Instructions for the task:
Leaving the pictures aside, restate all of the data exactly.

Segment Start: Data for review

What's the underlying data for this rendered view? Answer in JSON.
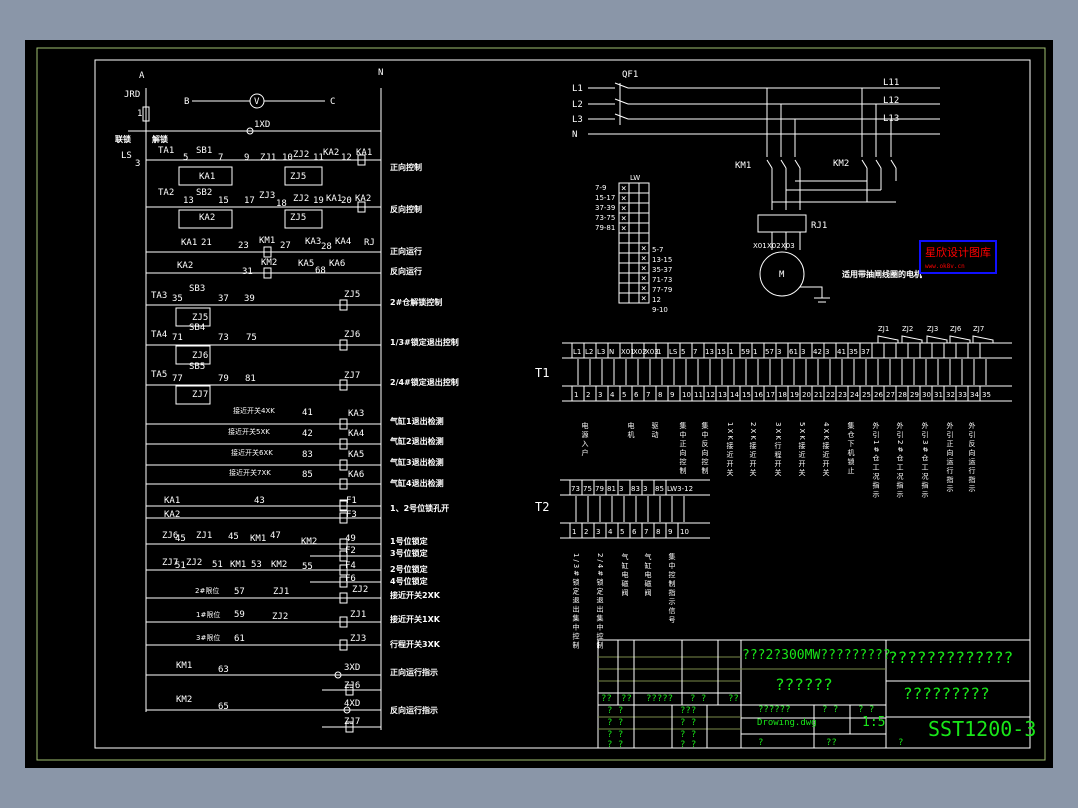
{
  "colors": {
    "viewer_bg": "#8a96a8",
    "canvas": "#000000",
    "line": "#ffffff",
    "title_text": "#19e619",
    "border_outer": "#a0c070",
    "watermark": "#ff0000",
    "watermark_frame": "#1010ff"
  },
  "ladder": {
    "rail_left": "A",
    "rail_right": "N",
    "fuse": "JRD",
    "fuse_no": "1",
    "volt_left": "B",
    "volt_right": "C",
    "volt_symbol": "V",
    "lamp": "1XD",
    "interlock": "联锁",
    "unlock": "解锁",
    "ls": "LS",
    "ls_no": "3",
    "rungs": [
      {
        "texts": [
          "TA1",
          "5",
          "SB1",
          "7",
          "KA1",
          "9",
          "ZJ1",
          "10",
          "ZJ2",
          "11",
          "ZJ5",
          "KA2",
          "12",
          "KA1"
        ],
        "labels": [
          "正向控制"
        ]
      },
      {
        "texts": [
          "TA2",
          "13",
          "SB2",
          "15",
          "KA2",
          "17",
          "ZJ3",
          "18",
          "ZJ2",
          "19",
          "ZJ5",
          "KA1",
          "20",
          "KA2"
        ],
        "labels": [
          "反向控制"
        ]
      },
      {
        "texts": [
          "KA1",
          "21",
          "23",
          "KM1",
          "27",
          "KA3",
          "28",
          "KA4",
          "RJ"
        ],
        "labels": [
          "正向运行"
        ]
      },
      {
        "texts": [
          "KA2",
          "31",
          "KM2",
          "KA5",
          "68",
          "KA6"
        ],
        "labels": [
          "反向运行"
        ]
      },
      {
        "texts": [
          "TA3",
          "35",
          "SB3",
          "37",
          "ZJ5",
          "39",
          "ZJ5"
        ],
        "labels": [
          "2#仓解锁控制"
        ]
      },
      {
        "texts": [
          "TA4",
          "71",
          "SB4",
          "73",
          "ZJ6",
          "75",
          "ZJ6"
        ],
        "labels": [
          "1/3#锁定退出控制"
        ]
      },
      {
        "texts": [
          "TA5",
          "77",
          "SB5",
          "79",
          "ZJ7",
          "81",
          "ZJ7"
        ],
        "labels": [
          "2/4#锁定退出控制"
        ]
      },
      {
        "texts": [
          "接近开关4XK",
          "41",
          "KA3"
        ],
        "labels": [
          "气缸1退出检测"
        ]
      },
      {
        "texts": [
          "接近开关5XK",
          "42",
          "KA4"
        ],
        "labels": [
          "气缸2退出检测"
        ]
      },
      {
        "texts": [
          "接近开关6XK",
          "83",
          "KA5"
        ],
        "labels": [
          "气缸3退出检测"
        ]
      },
      {
        "texts": [
          "接近开关7XK",
          "85",
          "KA6"
        ],
        "labels": [
          "气缸4退出检测"
        ]
      },
      {
        "texts": [
          "KA1",
          "43",
          "F1",
          "KA2",
          "F3"
        ],
        "labels": [
          "1、2号位锁孔开"
        ]
      },
      {
        "texts": [
          "ZJ6",
          "45",
          "ZJ1",
          "45",
          "KM1",
          "47",
          "KM2",
          "49",
          "F2",
          "F5"
        ],
        "labels": [
          "1号位锁定",
          "3号位锁定"
        ]
      },
      {
        "texts": [
          "ZJ7",
          "51",
          "ZJ2",
          "51",
          "KM1",
          "53",
          "KM2",
          "55",
          "F4",
          "F6"
        ],
        "labels": [
          "2号位锁定",
          "4号位锁定"
        ]
      },
      {
        "texts": [
          "2#限位",
          "57",
          "ZJ1",
          "ZJ2"
        ],
        "labels": [
          "接近开关2XK"
        ]
      },
      {
        "texts": [
          "1#限位",
          "59",
          "ZJ2",
          "ZJ1"
        ],
        "labels": [
          "接近开关1XK"
        ]
      },
      {
        "texts": [
          "3#限位",
          "61",
          "ZJ3"
        ],
        "labels": [
          "行程开关3XK"
        ]
      },
      {
        "texts": [
          "KM1",
          "63",
          "3XD",
          "ZJ6"
        ],
        "labels": [
          "正向运行指示"
        ]
      },
      {
        "texts": [
          "KM2",
          "65",
          "4XD",
          "ZJ7"
        ],
        "labels": [
          "反向运行指示"
        ]
      }
    ]
  },
  "power": {
    "inputs": [
      "L1",
      "L2",
      "L3",
      "N"
    ],
    "breaker": "QF1",
    "outputs": [
      "L11",
      "L12",
      "L13"
    ],
    "contactors": [
      "KM1",
      "KM2"
    ],
    "relay": "RJ1",
    "motor_terminals": [
      "X01",
      "X02",
      "X03"
    ],
    "motor": "M",
    "caption": "适用带抽闸线圈的电机"
  },
  "switch_table": {
    "header": "LW",
    "left_rows": [
      "7-9",
      "15-17",
      "37-39",
      "73-75",
      "79-81"
    ],
    "right_rows": [
      "5-7",
      "13-15",
      "35-37",
      "71-73",
      "77-79",
      "12",
      "9-10"
    ],
    "mark": "×"
  },
  "watermark": {
    "title": "星欣设计图库",
    "url": "www.ok8v.cn"
  },
  "t1": {
    "name": "T1",
    "top": [
      "L1",
      "L2",
      "L3",
      "N",
      "X01",
      "X02",
      "X03",
      "1",
      "LS",
      "5",
      "7",
      "13",
      "15",
      "1",
      "59",
      "1",
      "57",
      "3",
      "61",
      "3",
      "42",
      "3",
      "41",
      "35",
      "37",
      "",
      "",
      "",
      "",
      "",
      "",
      "",
      "",
      "",
      ""
    ],
    "bottom": [
      "1",
      "2",
      "3",
      "4",
      "5",
      "6",
      "7",
      "8",
      "9",
      "10",
      "11",
      "12",
      "13",
      "14",
      "15",
      "16",
      "17",
      "18",
      "19",
      "20",
      "21",
      "22",
      "23",
      "24",
      "25",
      "26",
      "27",
      "28",
      "29",
      "30",
      "31",
      "32",
      "33",
      "34",
      "35"
    ],
    "relays": [
      "ZJ1",
      "ZJ2",
      "ZJ3",
      "ZJ6",
      "ZJ7"
    ],
    "descriptions": [
      "电源入户",
      "电机",
      "驱动",
      "集中正向控制",
      "集中反向控制",
      "1XK接近开关",
      "2XK接近开关",
      "3XK行程开关",
      "5XK接近开关",
      "4XK接近开关",
      "集仓下机锁止",
      "外引1#仓工况指示",
      "外引2#仓工况指示",
      "外引3#仓工况指示",
      "外引正向运行指示",
      "外引反向运行指示"
    ]
  },
  "t2": {
    "name": "T2",
    "top": [
      "73",
      "75",
      "79",
      "81",
      "3",
      "83",
      "3",
      "85",
      "LW3-12"
    ],
    "bottom": [
      "1",
      "2",
      "3",
      "4",
      "5",
      "6",
      "7",
      "8",
      "9",
      "10"
    ],
    "descriptions": [
      "1/3#锁定退出集中控制",
      "2/4#锁定退出集中控制",
      "气缸电磁阀",
      "气缸电磁阀",
      "集中控制指示信号"
    ]
  },
  "title_block": {
    "project": "???2?300MW?????????",
    "drawing_title": "??????",
    "company": "?????????????",
    "dept": "?????????",
    "file_label": "??????",
    "c1": "? ?",
    "c2": "? ?",
    "file": "Drowing.dwg",
    "scale": "1:5",
    "sheet": "?",
    "total": "??",
    "num_label": "?",
    "drawing_no": "SST1200-3",
    "grid_labels": [
      "??",
      "??",
      "?????",
      "? ?",
      "??"
    ],
    "grid_cells": [
      "? ?",
      "???",
      "? ?",
      "? ?",
      "? ?",
      "? ?",
      "? ?",
      "? ?"
    ]
  }
}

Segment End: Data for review

Worked solution:
What's the underlying data for this rendered view? Answer in JSON.
{
  "colors": {
    "viewer_bg": "#8a96a8",
    "canvas": "#000000",
    "line": "#ffffff",
    "title_text": "#19e619",
    "border_outer": "#a0c070",
    "watermark": "#ff0000",
    "watermark_frame": "#1010ff"
  },
  "ladder": {
    "rail_left": "A",
    "rail_right": "N",
    "fuse": "JRD",
    "fuse_no": "1",
    "volt_left": "B",
    "volt_right": "C",
    "volt_symbol": "V",
    "lamp": "1XD",
    "interlock": "联锁",
    "unlock": "解锁",
    "ls": "LS",
    "ls_no": "3",
    "rungs": [
      {
        "texts": [
          "TA1",
          "5",
          "SB1",
          "7",
          "KA1",
          "9",
          "ZJ1",
          "10",
          "ZJ2",
          "11",
          "ZJ5",
          "KA2",
          "12",
          "KA1"
        ],
        "labels": [
          "正向控制"
        ]
      },
      {
        "texts": [
          "TA2",
          "13",
          "SB2",
          "15",
          "KA2",
          "17",
          "ZJ3",
          "18",
          "ZJ2",
          "19",
          "ZJ5",
          "KA1",
          "20",
          "KA2"
        ],
        "labels": [
          "反向控制"
        ]
      },
      {
        "texts": [
          "KA1",
          "21",
          "23",
          "KM1",
          "27",
          "KA3",
          "28",
          "KA4",
          "RJ"
        ],
        "labels": [
          "正向运行"
        ]
      },
      {
        "texts": [
          "KA2",
          "31",
          "KM2",
          "KA5",
          "68",
          "KA6"
        ],
        "labels": [
          "反向运行"
        ]
      },
      {
        "texts": [
          "TA3",
          "35",
          "SB3",
          "37",
          "ZJ5",
          "39",
          "ZJ5"
        ],
        "labels": [
          "2#仓解锁控制"
        ]
      },
      {
        "texts": [
          "TA4",
          "71",
          "SB4",
          "73",
          "ZJ6",
          "75",
          "ZJ6"
        ],
        "labels": [
          "1/3#锁定退出控制"
        ]
      },
      {
        "texts": [
          "TA5",
          "77",
          "SB5",
          "79",
          "ZJ7",
          "81",
          "ZJ7"
        ],
        "labels": [
          "2/4#锁定退出控制"
        ]
      },
      {
        "texts": [
          "接近开关4XK",
          "41",
          "KA3"
        ],
        "labels": [
          "气缸1退出检测"
        ]
      },
      {
        "texts": [
          "接近开关5XK",
          "42",
          "KA4"
        ],
        "labels": [
          "气缸2退出检测"
        ]
      },
      {
        "texts": [
          "接近开关6XK",
          "83",
          "KA5"
        ],
        "labels": [
          "气缸3退出检测"
        ]
      },
      {
        "texts": [
          "接近开关7XK",
          "85",
          "KA6"
        ],
        "labels": [
          "气缸4退出检测"
        ]
      },
      {
        "texts": [
          "KA1",
          "43",
          "F1",
          "KA2",
          "F3"
        ],
        "labels": [
          "1、2号位锁孔开"
        ]
      },
      {
        "texts": [
          "ZJ6",
          "45",
          "ZJ1",
          "45",
          "KM1",
          "47",
          "KM2",
          "49",
          "F2",
          "F5"
        ],
        "labels": [
          "1号位锁定",
          "3号位锁定"
        ]
      },
      {
        "texts": [
          "ZJ7",
          "51",
          "ZJ2",
          "51",
          "KM1",
          "53",
          "KM2",
          "55",
          "F4",
          "F6"
        ],
        "labels": [
          "2号位锁定",
          "4号位锁定"
        ]
      },
      {
        "texts": [
          "2#限位",
          "57",
          "ZJ1",
          "ZJ2"
        ],
        "labels": [
          "接近开关2XK"
        ]
      },
      {
        "texts": [
          "1#限位",
          "59",
          "ZJ2",
          "ZJ1"
        ],
        "labels": [
          "接近开关1XK"
        ]
      },
      {
        "texts": [
          "3#限位",
          "61",
          "ZJ3"
        ],
        "labels": [
          "行程开关3XK"
        ]
      },
      {
        "texts": [
          "KM1",
          "63",
          "3XD",
          "ZJ6"
        ],
        "labels": [
          "正向运行指示"
        ]
      },
      {
        "texts": [
          "KM2",
          "65",
          "4XD",
          "ZJ7"
        ],
        "labels": [
          "反向运行指示"
        ]
      }
    ]
  },
  "power": {
    "inputs": [
      "L1",
      "L2",
      "L3",
      "N"
    ],
    "breaker": "QF1",
    "outputs": [
      "L11",
      "L12",
      "L13"
    ],
    "contactors": [
      "KM1",
      "KM2"
    ],
    "relay": "RJ1",
    "motor_terminals": [
      "X01",
      "X02",
      "X03"
    ],
    "motor": "M",
    "caption": "适用带抽闸线圈的电机"
  },
  "switch_table": {
    "header": "LW",
    "left_rows": [
      "7-9",
      "15-17",
      "37-39",
      "73-75",
      "79-81"
    ],
    "right_rows": [
      "5-7",
      "13-15",
      "35-37",
      "71-73",
      "77-79",
      "12",
      "9-10"
    ],
    "mark": "×"
  },
  "watermark": {
    "title": "星欣设计图库",
    "url": "www.ok8v.cn"
  },
  "t1": {
    "name": "T1",
    "top": [
      "L1",
      "L2",
      "L3",
      "N",
      "X01",
      "X02",
      "X03",
      "1",
      "LS",
      "5",
      "7",
      "13",
      "15",
      "1",
      "59",
      "1",
      "57",
      "3",
      "61",
      "3",
      "42",
      "3",
      "41",
      "35",
      "37",
      "",
      "",
      "",
      "",
      "",
      "",
      "",
      "",
      "",
      ""
    ],
    "bottom": [
      "1",
      "2",
      "3",
      "4",
      "5",
      "6",
      "7",
      "8",
      "9",
      "10",
      "11",
      "12",
      "13",
      "14",
      "15",
      "16",
      "17",
      "18",
      "19",
      "20",
      "21",
      "22",
      "23",
      "24",
      "25",
      "26",
      "27",
      "28",
      "29",
      "30",
      "31",
      "32",
      "33",
      "34",
      "35"
    ],
    "relays": [
      "ZJ1",
      "ZJ2",
      "ZJ3",
      "ZJ6",
      "ZJ7"
    ],
    "descriptions": [
      "电源入户",
      "电机",
      "驱动",
      "集中正向控制",
      "集中反向控制",
      "1XK接近开关",
      "2XK接近开关",
      "3XK行程开关",
      "5XK接近开关",
      "4XK接近开关",
      "集仓下机锁止",
      "外引1#仓工况指示",
      "外引2#仓工况指示",
      "外引3#仓工况指示",
      "外引正向运行指示",
      "外引反向运行指示"
    ]
  },
  "t2": {
    "name": "T2",
    "top": [
      "73",
      "75",
      "79",
      "81",
      "3",
      "83",
      "3",
      "85",
      "LW3-12"
    ],
    "bottom": [
      "1",
      "2",
      "3",
      "4",
      "5",
      "6",
      "7",
      "8",
      "9",
      "10"
    ],
    "descriptions": [
      "1/3#锁定退出集中控制",
      "2/4#锁定退出集中控制",
      "气缸电磁阀",
      "气缸电磁阀",
      "集中控制指示信号"
    ]
  },
  "title_block": {
    "project": "???2?300MW?????????",
    "drawing_title": "??????",
    "company": "?????????????",
    "dept": "?????????",
    "file_label": "??????",
    "c1": "? ?",
    "c2": "? ?",
    "file": "Drowing.dwg",
    "scale": "1:5",
    "sheet": "?",
    "total": "??",
    "num_label": "?",
    "drawing_no": "SST1200-3",
    "grid_labels": [
      "??",
      "??",
      "?????",
      "? ?",
      "??"
    ],
    "grid_cells": [
      "? ?",
      "???",
      "? ?",
      "? ?",
      "? ?",
      "? ?",
      "? ?",
      "? ?"
    ]
  }
}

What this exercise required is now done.